From early 20th-century Chicago come some words of advice that are just as relevant to writers as to the artists they were originally aimed at. They appeared in a pamphlet advertising Dorothy D. Deene's correspondence course in Commercial Art in around 1908.
Deene, who shot to fame as a runner-up in the Chicago Tribune's 'Most Beautiful Girl in Chicago' competition, had an art studio in East 41st Street in the first decade of the 20th century. She subsequently began selling her own blend of herbal 'Complexion Tea', said to remove wrinkles, brighten the spirits and get the bowels moving regularly.
- Fear to attempt something new is the rock that causes wreckage of most human careers.
- Half-hearted endeavour at something you don't like to do, causes the discord that spoils any life.
- If you are in a rut, don't waste hours blaming your environment. Improve moments in getting out of it.
- Be in harmony with your every day task. You can't be worthy of your work if your work isn't worthy of you.
- Putting off from one day to the next is a pernicious habit. It makes the years sum up badly.
- Be in tune with the best there is in you, and play up to it.
- The words that spoil the success of lives most often are “I can't” and “I'm afraid to try.”
- A good profession will prove your best friend – better to lean upon than your truest friend or relative.
- There are dormant powers of adaptability and resource in each one of us; wake them up.
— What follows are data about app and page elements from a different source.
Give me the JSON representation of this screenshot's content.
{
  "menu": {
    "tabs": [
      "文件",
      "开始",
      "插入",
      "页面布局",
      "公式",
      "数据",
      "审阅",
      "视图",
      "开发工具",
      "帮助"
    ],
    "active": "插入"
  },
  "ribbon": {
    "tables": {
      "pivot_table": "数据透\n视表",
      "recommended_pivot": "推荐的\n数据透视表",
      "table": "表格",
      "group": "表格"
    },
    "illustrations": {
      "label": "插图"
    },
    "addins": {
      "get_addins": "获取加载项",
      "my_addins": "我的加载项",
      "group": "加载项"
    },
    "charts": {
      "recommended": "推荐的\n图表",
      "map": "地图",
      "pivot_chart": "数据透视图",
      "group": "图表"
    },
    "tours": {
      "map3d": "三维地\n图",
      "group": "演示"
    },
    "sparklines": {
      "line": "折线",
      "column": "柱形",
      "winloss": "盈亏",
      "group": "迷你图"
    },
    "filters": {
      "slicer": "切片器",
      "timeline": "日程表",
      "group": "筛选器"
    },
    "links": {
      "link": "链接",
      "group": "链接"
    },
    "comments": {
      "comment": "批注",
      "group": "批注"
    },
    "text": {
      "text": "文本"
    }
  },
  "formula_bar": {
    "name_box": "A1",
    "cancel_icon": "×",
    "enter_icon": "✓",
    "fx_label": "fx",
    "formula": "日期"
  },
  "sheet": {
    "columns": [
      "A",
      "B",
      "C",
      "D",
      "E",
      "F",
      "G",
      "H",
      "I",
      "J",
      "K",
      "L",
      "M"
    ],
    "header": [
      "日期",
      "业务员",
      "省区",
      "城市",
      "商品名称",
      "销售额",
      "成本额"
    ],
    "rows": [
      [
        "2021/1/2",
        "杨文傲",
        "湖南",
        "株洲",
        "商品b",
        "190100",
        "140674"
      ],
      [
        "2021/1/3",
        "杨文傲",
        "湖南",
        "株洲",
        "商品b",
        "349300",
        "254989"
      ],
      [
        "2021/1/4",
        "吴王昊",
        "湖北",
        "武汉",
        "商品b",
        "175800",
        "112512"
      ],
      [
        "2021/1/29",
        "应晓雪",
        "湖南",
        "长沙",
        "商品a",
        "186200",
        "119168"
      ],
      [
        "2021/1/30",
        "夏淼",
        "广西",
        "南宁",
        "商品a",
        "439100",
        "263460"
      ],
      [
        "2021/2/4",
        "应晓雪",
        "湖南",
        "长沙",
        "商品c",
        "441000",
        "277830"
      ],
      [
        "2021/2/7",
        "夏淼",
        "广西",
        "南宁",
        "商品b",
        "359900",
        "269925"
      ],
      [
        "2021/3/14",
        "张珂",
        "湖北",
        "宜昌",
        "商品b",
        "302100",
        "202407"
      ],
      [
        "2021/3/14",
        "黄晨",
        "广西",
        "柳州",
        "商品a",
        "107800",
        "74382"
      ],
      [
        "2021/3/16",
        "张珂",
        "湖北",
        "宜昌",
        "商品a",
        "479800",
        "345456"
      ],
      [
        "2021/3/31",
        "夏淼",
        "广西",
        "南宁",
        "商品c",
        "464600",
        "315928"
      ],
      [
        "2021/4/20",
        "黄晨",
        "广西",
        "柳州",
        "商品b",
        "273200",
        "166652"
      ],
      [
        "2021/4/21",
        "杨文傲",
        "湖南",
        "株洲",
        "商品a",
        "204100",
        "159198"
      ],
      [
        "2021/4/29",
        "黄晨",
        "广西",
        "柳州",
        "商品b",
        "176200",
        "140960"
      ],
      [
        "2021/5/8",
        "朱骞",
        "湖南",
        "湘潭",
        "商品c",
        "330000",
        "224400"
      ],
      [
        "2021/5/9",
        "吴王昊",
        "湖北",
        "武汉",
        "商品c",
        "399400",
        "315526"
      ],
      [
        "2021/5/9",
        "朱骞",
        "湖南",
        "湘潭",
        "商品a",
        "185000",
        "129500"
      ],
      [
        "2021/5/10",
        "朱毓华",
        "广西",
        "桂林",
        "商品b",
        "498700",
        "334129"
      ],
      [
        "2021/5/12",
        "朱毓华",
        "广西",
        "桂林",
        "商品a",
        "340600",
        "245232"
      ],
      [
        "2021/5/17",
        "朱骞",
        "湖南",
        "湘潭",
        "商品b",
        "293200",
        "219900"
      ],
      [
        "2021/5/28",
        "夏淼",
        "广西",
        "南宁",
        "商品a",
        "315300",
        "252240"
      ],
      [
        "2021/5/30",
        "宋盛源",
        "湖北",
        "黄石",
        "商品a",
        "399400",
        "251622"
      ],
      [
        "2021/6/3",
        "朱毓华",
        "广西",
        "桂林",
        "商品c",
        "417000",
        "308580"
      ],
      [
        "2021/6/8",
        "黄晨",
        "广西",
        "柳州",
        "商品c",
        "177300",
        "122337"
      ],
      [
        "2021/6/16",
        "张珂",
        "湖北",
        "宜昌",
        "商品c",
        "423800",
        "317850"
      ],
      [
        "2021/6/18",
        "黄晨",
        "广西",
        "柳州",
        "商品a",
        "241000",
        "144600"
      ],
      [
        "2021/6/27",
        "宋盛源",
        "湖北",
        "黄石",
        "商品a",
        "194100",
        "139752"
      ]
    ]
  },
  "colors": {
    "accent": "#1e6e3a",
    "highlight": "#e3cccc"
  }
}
- What if you haven't had experience? You have not yet tested your efficiency.
- What if you do fear defeat? Fear destroys initiative, and without initiative nothing is accomplished.
- Don't cower in the background. Make your life stand out.
- To ambition, brains and energy, success will surely make its bow.